St. Pierre Cathedral
This article needs additional citations for verification. (June 2020) (Learn how and when to remove this template message)
|St. Pierre Cathedral of Geneva|
|The Cathedral Church of St Peter|
Cathédrale Saint-Pierre de Genève
St. Pierre Cathedral
|Denomination||Protestant Church of Geneva|
|Previous denomination||Roman Catholic|
|Website||St. Pierre Cathedral|
|Dedication||Peter the Apostle|
|Heritage designation||Swiss Inventory of Cultural Property of National and Regional Significance|
St. Pierre Cathedral cathedral in Geneva, Switzerland, was built as a Roman Catholic cathedral, but became a Reformed Protestant Church of Geneva church during the Reformation. It is known as the adopted home church of John Calvin, one of the leaders of the Protestant Reformation. Inside the church is a wooden chair used by Calvin.
Although this has been the site of a cathedral (a church that is the seat of a bishop) since the fourth century, the present building was begun under Arducius de Faucigny, the prince-bishop of the Diocese of Geneva, around 1160, in Gothic style. The interior of the large, cruciform, late-gothic church was stripped of its rood screen, side chapels, and all decorative works of art, leaving a vast, white-washed interior that contrasts sharply with the interior of surviving medieval churches in countries that continued to be part of the Roman Catholic Church. A Neo-Classical main facade was added in the 18th century. In the 1890s, Genevans redecorated a large, side chapel adjacent to the cathedral's man doors in polychrome, gothic revival style. The German painter Konrad Witz painted an altarpiece, the so-called St. Peter Altarpiece, for the cathedral in 1444, now in the Musée d'Art et d'Histoire, Geneva, which contains his composition, the Miraculous Draught of Fishes.
Currently, every summer a German Protestant minister is present, making it possible to hold bilingual services and meetings of both German and French Protestant worshippers.
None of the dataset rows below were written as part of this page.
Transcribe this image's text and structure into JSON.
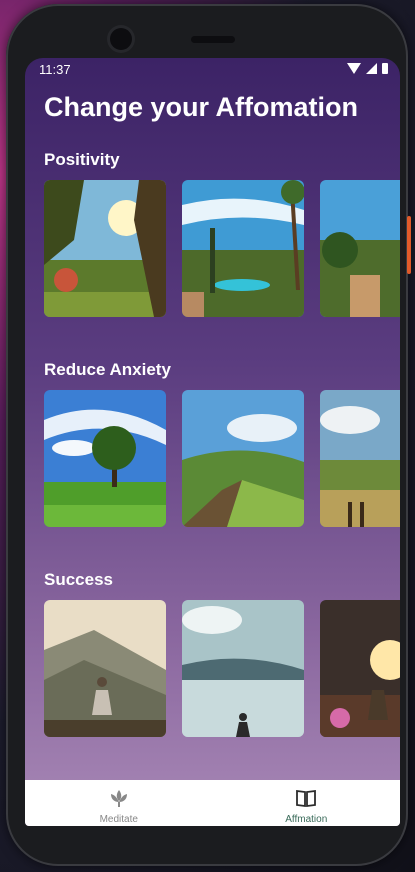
{
  "status": {
    "time": "11:37"
  },
  "page_title": "Change your Affomation",
  "sections": [
    {
      "title": "Positivity"
    },
    {
      "title": "Reduce Anxiety"
    },
    {
      "title": "Success"
    }
  ],
  "nav": {
    "items": [
      {
        "label": "Meditate",
        "icon": "lotus-icon",
        "active": false
      },
      {
        "label": "Affmation",
        "icon": "book-icon",
        "active": true
      }
    ]
  },
  "colors": {
    "accent": "#3a6b5a",
    "inactive": "#888888"
  }
}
On Whit Saturday, 30 May 2020, after nearly 485 years a Catholic mass was to be celebrated in the cathedral as a symbol of ecumenical hospitality the first time again. Because of COVID-19, the celebration was first postponed from 29 February 2020 to 30 May 2020, but could again not be celebrated because of the pandemic. The celebration was postponed to 2021.
|1||La Clémence||1902||H. Rüetschi, Aarau||2190||6238||g0||North|
|2||L'Accord||1845||S. Treboux, Vevey||1560||2080||c1||South|
|3||La Bellerive||1473||Nicolas Guerci||1400||1500||e1||North|
|5||L'Espérance||2002||H. Rüetschi, Aarau||930||475||a1||South|
|6||L'Eveil||1845||S. Treboux, Vevey||750||261||c2||South|
|7||Le Rappel||15th century||590||133||e2||South|
|I||La Cloche des Heures||1460||1290||1610||e1||Spire|
- Bonnet, Charles (February 1987), "The Archaeological Site of the Cathedral of Saint Peter (Saint-Pierre), Geneva", World Archaeology, Taylor & Francies, Ltd, 18 (3): 330–340, doi:10.1080/00438243.1987.9980010, JSTOR 124589
- After the temporary suspension of the Mass by a city council decision on August 10, 1535, no Catholic Mass had taken place. (Publication de l'association pour la restauration de Saint-Pierre, Saint-Pierre Ancienne Cathédrale de Genève, Geneva, 1982, p. 67)
- Catholic Mass in Cathedral of the Reformed (in German), Deutschlandfunk, 31 May 2020.
- Still waiting for a historical event (German), Domradio, 2 June 2020
|Wikimedia Commons has media related to |
- Official St Pierre Cathedral website—(in French)
- Izi.travel: Cathedral visitor's guide—(in English)
- Tibet.ca: "The Dalai Lama visits to the Cathedral" (1999)—(in English)